◆ **THE TASK**: The word "INDIE" occurs in some lines of the data. Return each such line.

☆ ☆ ☆ ☆ ☆

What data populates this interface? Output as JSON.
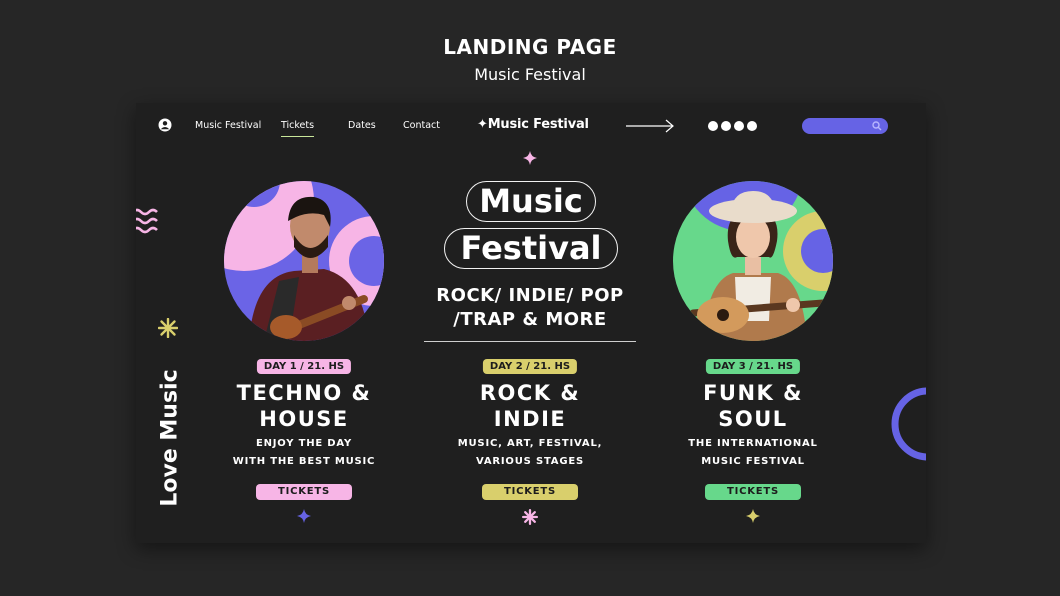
{
  "presentation": {
    "title": "LANDING PAGE",
    "subtitle": "Music Festival"
  },
  "nav": {
    "links": [
      "Music Festival",
      "Tickets",
      "Dates",
      "Contact"
    ],
    "brand": "✦Music Festival"
  },
  "side": {
    "vertical_text": "Love Music"
  },
  "hero": {
    "pill_1": "Music",
    "pill_2": "Festival",
    "genres_line_1": "ROCK/ INDIE/ POP",
    "genres_line_2": "/TRAP & MORE"
  },
  "events": [
    {
      "day": "DAY 1 / 21. HS",
      "title_1": "TECHNO &",
      "title_2": "HOUSE",
      "desc_1": "ENJOY THE DAY",
      "desc_2": "WITH THE BEST MUSIC",
      "button": "TICKETS",
      "color": "#f7b5e6"
    },
    {
      "day": "DAY 2 / 21. HS",
      "title_1": "ROCK &",
      "title_2": "INDIE",
      "desc_1": "MUSIC, ART, FESTIVAL,",
      "desc_2": "VARIOUS STAGES",
      "button": "TICKETS",
      "color": "#d9cf6c"
    },
    {
      "day": "DAY 3 / 21. HS",
      "title_1": "FUNK &",
      "title_2": "SOUL",
      "desc_1": "THE INTERNATIONAL",
      "desc_2": "MUSIC FESTIVAL",
      "button": "TICKETS",
      "color": "#67d88b"
    }
  ],
  "colors": {
    "accent_purple": "#6663e5",
    "pink": "#f7b5e6",
    "yellow": "#d9cf6c",
    "green": "#67d88b",
    "background": "#262626",
    "card": "#1f1f1f"
  }
}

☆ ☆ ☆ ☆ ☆

◆ **THE ANSWER**:
    "genres_line_1": "ROCK/ INDIE/ POP",
      "title_2": "INDIE",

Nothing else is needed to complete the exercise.